_EXERCISE GOAL:_ After locating the line that contains "Serialize everything readable", give that line and all the rest through the end of the entries again exactly, leaving the pictures out.

_INPUT FOR THIS TASK:_
──────
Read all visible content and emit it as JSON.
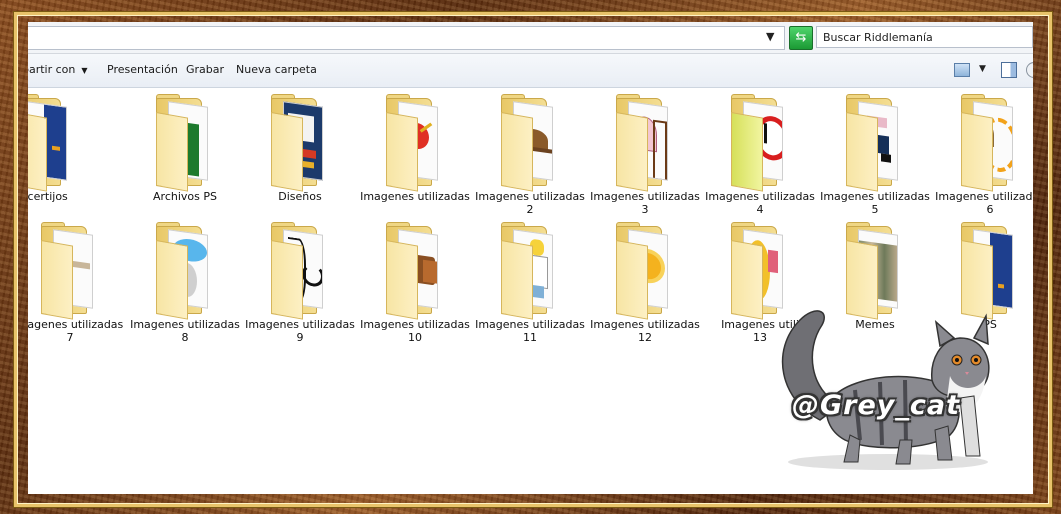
{
  "address_bar": {
    "search_placeholder": "Buscar Riddlemanía"
  },
  "toolbar": {
    "share_label": "partir con",
    "presentation_label": "Presentación",
    "burn_label": "Grabar",
    "new_folder_label": "Nueva carpeta"
  },
  "folders_row1": [
    {
      "name": "Acertijos",
      "line2": ""
    },
    {
      "name": "Archivos PS",
      "line2": ""
    },
    {
      "name": "Diseños",
      "line2": ""
    },
    {
      "name": "Imagenes utilizadas",
      "line2": ""
    },
    {
      "name": "Imagenes utilizadas",
      "line2": "2"
    },
    {
      "name": "Imagenes utilizadas",
      "line2": "3"
    },
    {
      "name": "Imagenes utilizadas",
      "line2": "4"
    },
    {
      "name": "Imagenes utilizadas",
      "line2": "5"
    },
    {
      "name": "Imagenes utilizadas",
      "line2": "6"
    }
  ],
  "folders_row2": [
    {
      "name": "magenes utilizadas",
      "line2": "7"
    },
    {
      "name": "Imagenes utilizadas",
      "line2": "8"
    },
    {
      "name": "Imagenes utilizadas",
      "line2": "9"
    },
    {
      "name": "Imagenes utilizadas",
      "line2": "10"
    },
    {
      "name": "Imagenes utilizadas",
      "line2": "11"
    },
    {
      "name": "Imagenes utilizadas",
      "line2": "12"
    },
    {
      "name": "Imagenes utili",
      "line2": "13"
    },
    {
      "name": "Memes",
      "line2": ""
    },
    {
      "name": "PS",
      "line2": ""
    }
  ],
  "watermark": "@Grey_cat",
  "colors": {
    "frame_wood": "#6b3a16",
    "frame_gold": "#e8c36a",
    "folder_yellow": "#f4de93",
    "refresh_green": "#1b9a34"
  }
}
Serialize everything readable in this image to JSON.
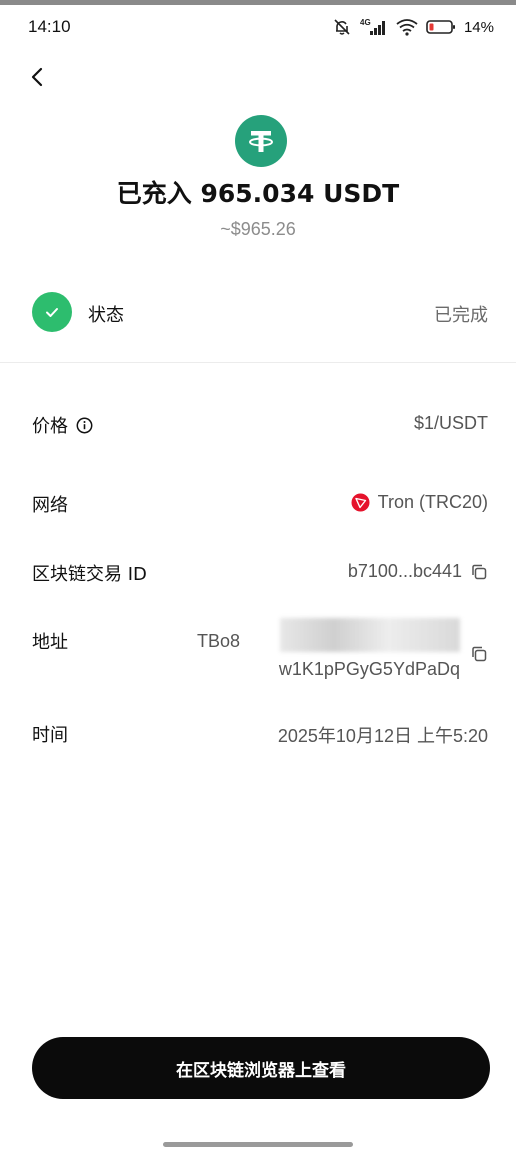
{
  "status_bar": {
    "time": "14:10",
    "network": "4G",
    "battery": "14%",
    "icons": [
      "mute-icon",
      "signal-icon",
      "wifi-icon",
      "battery-icon"
    ]
  },
  "nav": {
    "back_icon": "chevron-left-icon"
  },
  "header": {
    "token_icon": "usdt-tether-icon",
    "token_color": "#26a17b",
    "headline": "已充入 965.034  USDT",
    "usd_value": "~$965.26"
  },
  "status": {
    "label": "状态",
    "value": "已完成",
    "icon": "checkmark-icon",
    "color": "#2dbd6e"
  },
  "details": {
    "price": {
      "label": "价格",
      "value": "$1/USDT",
      "info_icon": "info-icon"
    },
    "network": {
      "label": "网络",
      "value": "Tron (TRC20)",
      "network_icon": "tron-icon",
      "network_color": "#e5132c"
    },
    "tx_id": {
      "label": "区块链交易 ID",
      "value": "b7100...bc441"
    },
    "address": {
      "label": "地址",
      "line1": "TBo8",
      "line2": "w1K1pPGyG5YdPaDq"
    },
    "time": {
      "label": "时间",
      "value": "2025年10月12日 上午5:20"
    }
  },
  "actions": {
    "view_on_explorer": "在区块链浏览器上查看"
  }
}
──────
_RESPONSE BELOW:_
Serialize everything readable in this image to JSON.
{
  "status_bar": {
    "time": "14:10",
    "network": "4G",
    "battery": "14%",
    "icons": [
      "mute-icon",
      "signal-icon",
      "wifi-icon",
      "battery-icon"
    ]
  },
  "nav": {
    "back_icon": "chevron-left-icon"
  },
  "header": {
    "token_icon": "usdt-tether-icon",
    "token_color": "#26a17b",
    "headline": "已充入 965.034  USDT",
    "usd_value": "~$965.26"
  },
  "status": {
    "label": "状态",
    "value": "已完成",
    "icon": "checkmark-icon",
    "color": "#2dbd6e"
  },
  "details": {
    "price": {
      "label": "价格",
      "value": "$1/USDT",
      "info_icon": "info-icon"
    },
    "network": {
      "label": "网络",
      "value": "Tron (TRC20)",
      "network_icon": "tron-icon",
      "network_color": "#e5132c"
    },
    "tx_id": {
      "label": "区块链交易 ID",
      "value": "b7100...bc441"
    },
    "address": {
      "label": "地址",
      "line1": "TBo8",
      "line2": "w1K1pPGyG5YdPaDq"
    },
    "time": {
      "label": "时间",
      "value": "2025年10月12日 上午5:20"
    }
  },
  "actions": {
    "view_on_explorer": "在区块链浏览器上查看"
  }
}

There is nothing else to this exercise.